Sharing the life of God should produce and the finest and most godly character for Him. That itself is reward enough, but it also leads to fruitfulness in our walk with the Lord.

Christians face two staggering possibilities. On the one hand, we can work to develop these qualities in increasing measure in our lives, and thus find a deepening experience of the Lord leading to a fruitful Christian life. On the other, we can ignore this opportunity [& provision], but this response is short-sighted, even blind, as it overlooks the wonder of the fact of our salvation.

If we make these things ours and they abound, says Peter, two specific benefits will follow. First, they will keep us from being barren. None of us want to be “barren” [argós] in our Christian lives.

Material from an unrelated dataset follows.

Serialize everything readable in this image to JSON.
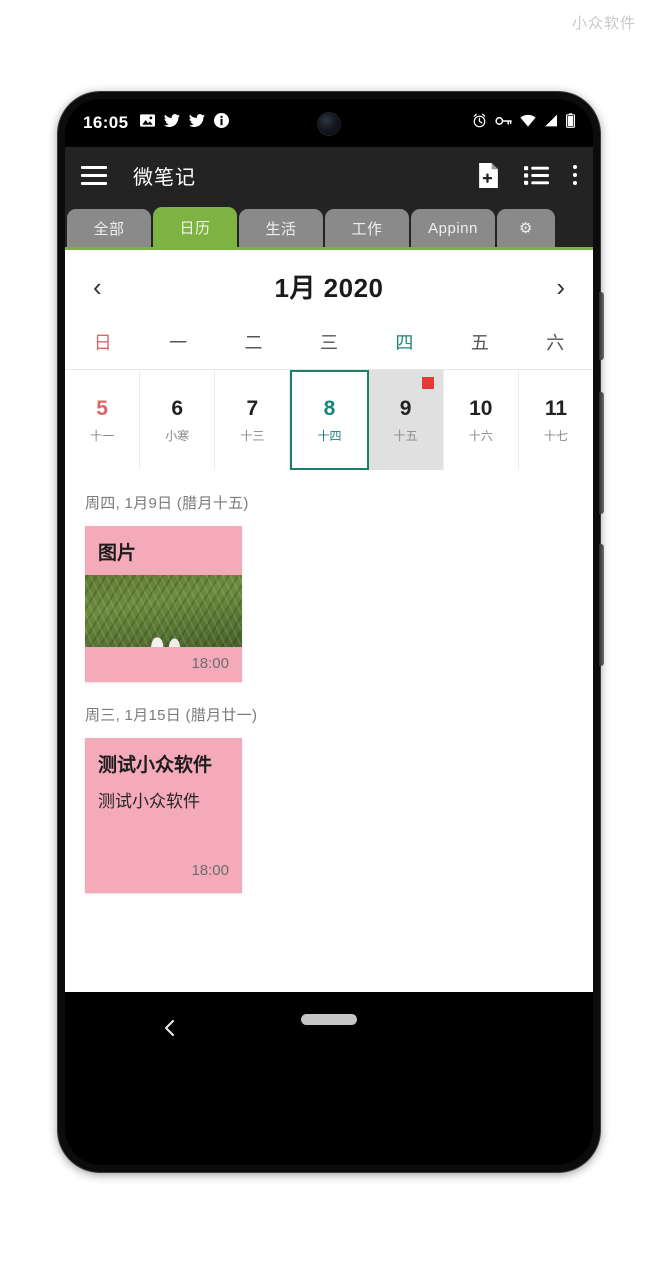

To be barren is “to be useless or idle.” The best defense against such a useless life is an active offense. If we are actively following Jesus Christ as Lord and are diligent in adding to our faith, we will never be barren in our Christian life.

Second, they will keep us from being “unfruitful in the knowledge of our Lord Jesus Christ.” Jesus gave instruction to Peter and to all of us concerning the life of bearing fruit when He said, “Abide in Me, and I in you. As the branch cannot bear fruit of itself, unless it abides in the vine, neither can you, unless you abide in Me” (John 15:4).

The secret of fruit-bearing is to abide in Christ and to allow Him to abide in us. Peter encourages us to follow Jesus aggressively by adding to our faith with all diligence; then we will never be unfruitful.

At the close of a church service where the topic was world evangelism, a young woman turned to an older believer and admitted, "I just can't get interested in evangelism and missions!” “Well, dear," said the elderly woman, "it's just like getting interested in a bank. You have to put a little something in first or you'll never gain any interest! The more you put in, the more you’ll get out of it. Try it."

That philosophy is simple but true. If you lack interest in something, it is probably because you have put very little into it. You say you can find no pleasure in Bible study, but have you ever sat down with a concordance and looked up the Scripture references on a given subject? Have you ever read the Psalms until you came to some precious promise that comforted you and then meditated on til it brought you to praise? Have you ever read a book of the Bible at one sitting so you could capture its message? If not, no wonder you’re not interested! Peter emphasized that we need to put effort in to the Christian life if we are going to be fruitful.

Perhaps you have little enthusiasm for evangelism or discipling others. Have you ever volunteered for a ministry with others or tried to speak to someone about your faith? If not it's time to invest some effort- then watch your interest grow! [HGB] You gain interest only on what you have invested.


The value of a promise depends on what is promised, who made it and whether or not they will keep the promise. We all have been impacted by promises that have not been kept, but that is not so with God. He being God can keep all He promises and His integrity, His righteousness demands that He keep all His promises.

Let’s search the Scriptures and claim all God’s precious promises to us. These promises are exceedingly great. After you lay hold of them, cherish them for they are His personal pledges to us. Then watch your interest and your fruitfulness grow.